Given records below:

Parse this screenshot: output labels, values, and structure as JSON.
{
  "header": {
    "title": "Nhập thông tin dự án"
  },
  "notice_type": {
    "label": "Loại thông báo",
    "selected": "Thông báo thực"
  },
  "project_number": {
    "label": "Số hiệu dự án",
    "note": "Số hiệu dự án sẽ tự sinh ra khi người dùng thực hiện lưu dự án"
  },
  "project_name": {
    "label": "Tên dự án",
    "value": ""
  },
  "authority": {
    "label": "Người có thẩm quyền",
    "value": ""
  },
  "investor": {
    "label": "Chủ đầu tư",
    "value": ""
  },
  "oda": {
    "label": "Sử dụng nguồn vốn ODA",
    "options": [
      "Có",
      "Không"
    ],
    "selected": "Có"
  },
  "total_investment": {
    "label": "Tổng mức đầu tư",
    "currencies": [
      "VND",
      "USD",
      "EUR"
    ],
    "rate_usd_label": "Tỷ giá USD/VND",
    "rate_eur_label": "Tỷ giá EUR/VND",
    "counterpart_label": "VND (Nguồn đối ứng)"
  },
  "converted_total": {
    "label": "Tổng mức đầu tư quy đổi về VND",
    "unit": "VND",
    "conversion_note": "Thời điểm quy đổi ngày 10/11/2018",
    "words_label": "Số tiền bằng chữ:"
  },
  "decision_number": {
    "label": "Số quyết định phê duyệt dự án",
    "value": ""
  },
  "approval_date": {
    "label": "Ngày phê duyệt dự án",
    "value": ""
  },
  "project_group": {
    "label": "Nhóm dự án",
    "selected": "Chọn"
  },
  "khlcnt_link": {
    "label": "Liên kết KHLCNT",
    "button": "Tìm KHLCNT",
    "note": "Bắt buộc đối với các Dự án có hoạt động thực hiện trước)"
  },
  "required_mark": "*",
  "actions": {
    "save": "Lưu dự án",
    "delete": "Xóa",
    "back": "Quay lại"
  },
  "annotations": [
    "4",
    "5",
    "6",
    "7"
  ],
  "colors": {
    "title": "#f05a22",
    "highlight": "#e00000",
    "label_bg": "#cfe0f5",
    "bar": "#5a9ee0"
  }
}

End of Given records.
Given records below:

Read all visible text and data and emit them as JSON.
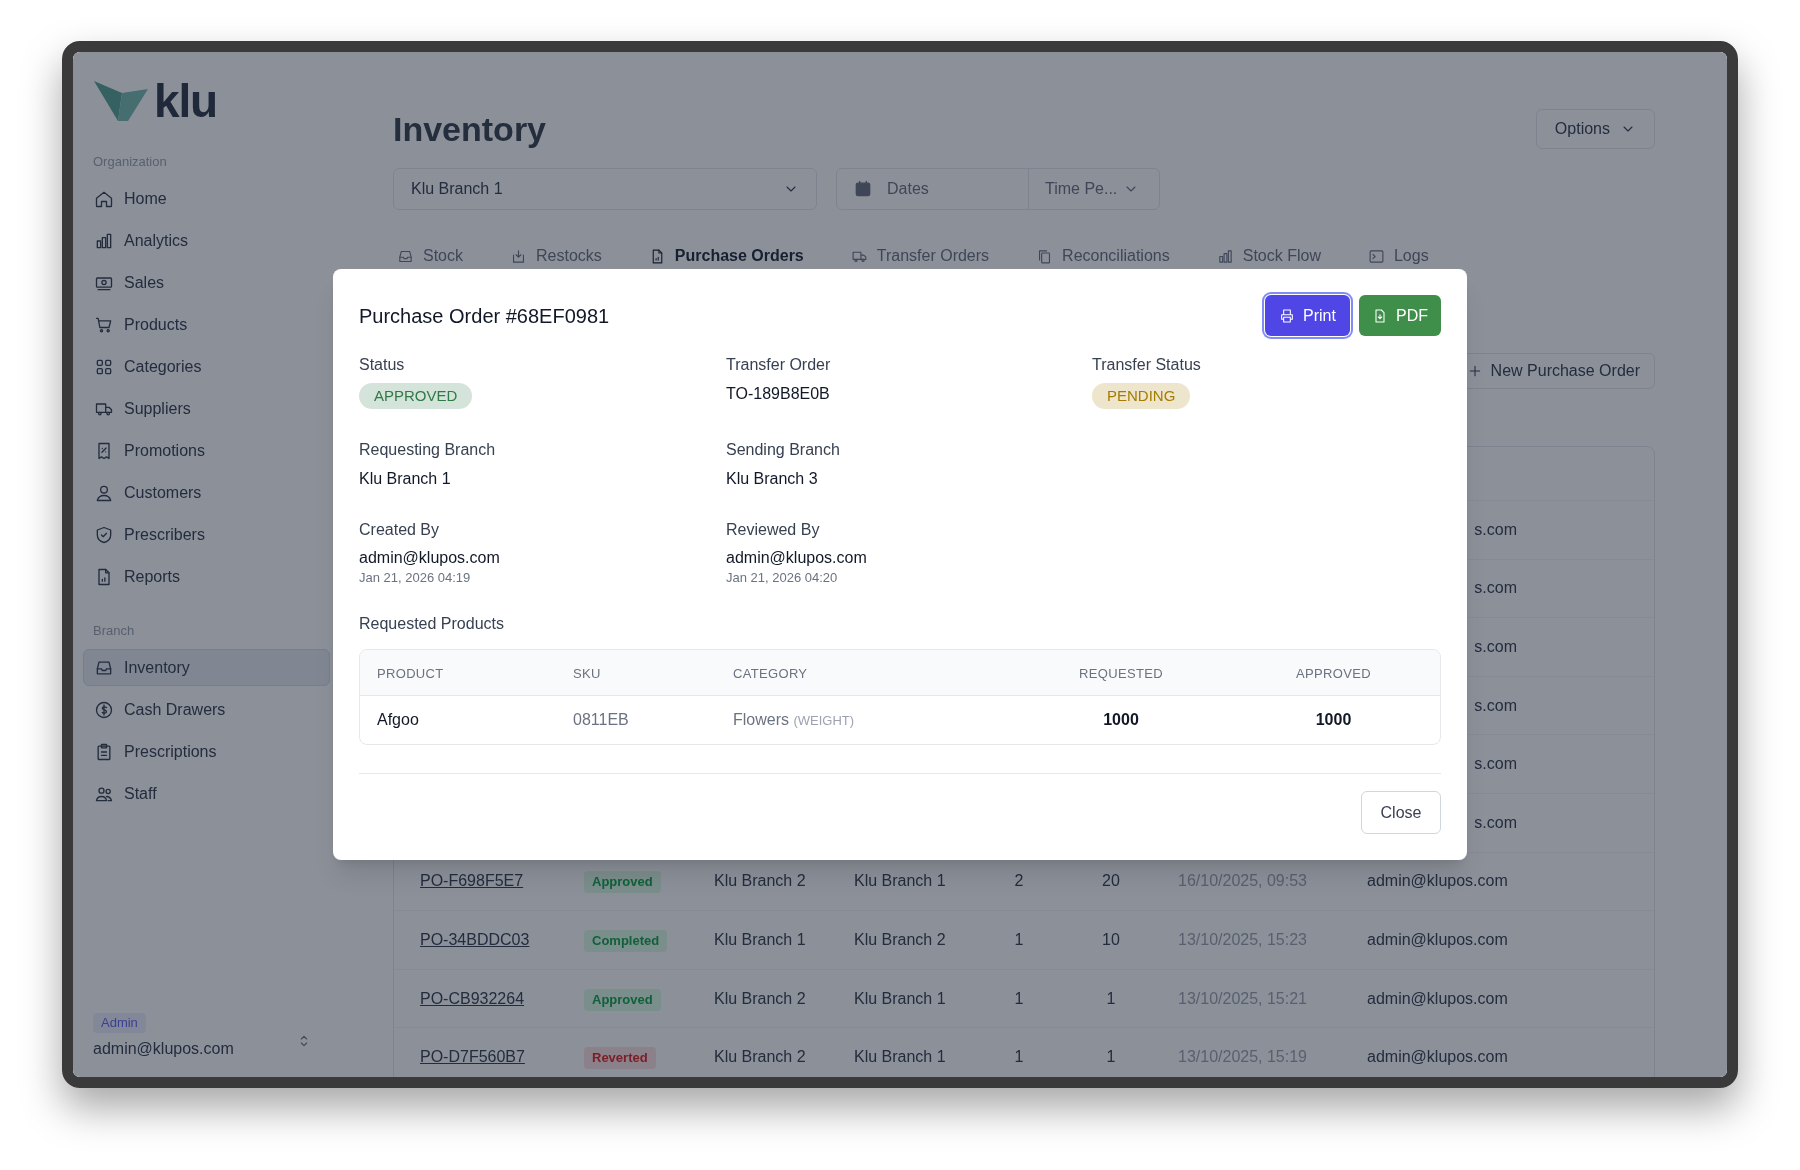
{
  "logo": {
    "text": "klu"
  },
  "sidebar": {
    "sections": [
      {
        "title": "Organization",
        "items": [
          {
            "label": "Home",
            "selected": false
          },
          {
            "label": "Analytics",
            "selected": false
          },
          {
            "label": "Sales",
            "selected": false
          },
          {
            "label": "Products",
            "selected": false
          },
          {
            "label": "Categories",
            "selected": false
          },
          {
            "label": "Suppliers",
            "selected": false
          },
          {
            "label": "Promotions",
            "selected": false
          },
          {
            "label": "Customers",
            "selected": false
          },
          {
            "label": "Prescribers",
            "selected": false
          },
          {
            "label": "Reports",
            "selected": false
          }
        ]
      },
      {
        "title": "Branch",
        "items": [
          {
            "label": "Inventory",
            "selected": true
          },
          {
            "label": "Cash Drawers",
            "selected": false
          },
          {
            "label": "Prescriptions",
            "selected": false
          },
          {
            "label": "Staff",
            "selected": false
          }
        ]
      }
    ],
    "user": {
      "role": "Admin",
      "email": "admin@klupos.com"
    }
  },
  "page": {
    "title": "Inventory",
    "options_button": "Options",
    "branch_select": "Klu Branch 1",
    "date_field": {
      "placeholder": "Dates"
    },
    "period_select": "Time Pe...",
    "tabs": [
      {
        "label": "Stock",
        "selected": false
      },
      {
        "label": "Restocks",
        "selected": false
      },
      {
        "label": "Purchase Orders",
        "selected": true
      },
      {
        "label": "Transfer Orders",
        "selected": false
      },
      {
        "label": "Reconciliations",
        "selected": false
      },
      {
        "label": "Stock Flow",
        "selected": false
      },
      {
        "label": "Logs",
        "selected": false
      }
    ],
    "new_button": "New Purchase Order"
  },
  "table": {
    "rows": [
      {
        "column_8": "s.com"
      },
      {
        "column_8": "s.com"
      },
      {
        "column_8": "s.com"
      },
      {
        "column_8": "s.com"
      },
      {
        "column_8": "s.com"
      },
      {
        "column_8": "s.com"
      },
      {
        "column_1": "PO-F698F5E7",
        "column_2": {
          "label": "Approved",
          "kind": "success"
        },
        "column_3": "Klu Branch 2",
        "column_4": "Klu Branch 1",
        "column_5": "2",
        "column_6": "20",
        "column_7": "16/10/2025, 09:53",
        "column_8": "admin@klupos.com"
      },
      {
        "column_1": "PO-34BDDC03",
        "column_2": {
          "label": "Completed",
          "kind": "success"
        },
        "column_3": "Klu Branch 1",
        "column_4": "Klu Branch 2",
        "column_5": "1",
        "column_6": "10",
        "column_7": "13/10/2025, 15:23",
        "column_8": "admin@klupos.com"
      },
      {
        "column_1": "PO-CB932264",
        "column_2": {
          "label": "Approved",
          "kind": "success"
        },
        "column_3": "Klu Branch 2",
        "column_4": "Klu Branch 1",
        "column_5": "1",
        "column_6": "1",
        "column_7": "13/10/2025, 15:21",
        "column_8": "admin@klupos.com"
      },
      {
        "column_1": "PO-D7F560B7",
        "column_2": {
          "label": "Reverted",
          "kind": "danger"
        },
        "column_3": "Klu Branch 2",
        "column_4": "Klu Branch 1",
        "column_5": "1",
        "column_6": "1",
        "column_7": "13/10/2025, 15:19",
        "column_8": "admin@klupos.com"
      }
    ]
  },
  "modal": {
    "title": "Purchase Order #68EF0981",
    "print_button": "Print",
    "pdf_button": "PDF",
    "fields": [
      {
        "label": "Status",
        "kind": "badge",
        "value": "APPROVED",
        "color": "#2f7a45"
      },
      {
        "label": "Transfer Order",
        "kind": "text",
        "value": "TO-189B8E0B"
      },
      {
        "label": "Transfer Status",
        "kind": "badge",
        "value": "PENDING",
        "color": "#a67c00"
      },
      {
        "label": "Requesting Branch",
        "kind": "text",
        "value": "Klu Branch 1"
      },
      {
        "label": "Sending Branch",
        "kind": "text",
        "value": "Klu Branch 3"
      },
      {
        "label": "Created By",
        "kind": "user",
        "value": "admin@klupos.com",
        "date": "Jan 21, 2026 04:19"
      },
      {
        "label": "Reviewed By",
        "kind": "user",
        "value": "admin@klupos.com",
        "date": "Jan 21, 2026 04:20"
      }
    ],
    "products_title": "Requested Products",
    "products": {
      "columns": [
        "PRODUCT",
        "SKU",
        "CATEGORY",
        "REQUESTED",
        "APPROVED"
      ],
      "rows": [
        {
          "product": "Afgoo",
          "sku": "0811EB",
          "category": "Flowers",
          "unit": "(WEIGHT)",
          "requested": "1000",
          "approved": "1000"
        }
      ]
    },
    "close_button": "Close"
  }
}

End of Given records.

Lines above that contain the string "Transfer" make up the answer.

        "label": "Transfer Orders",
        "label": "Transfer Order",
        "label": "Transfer Status",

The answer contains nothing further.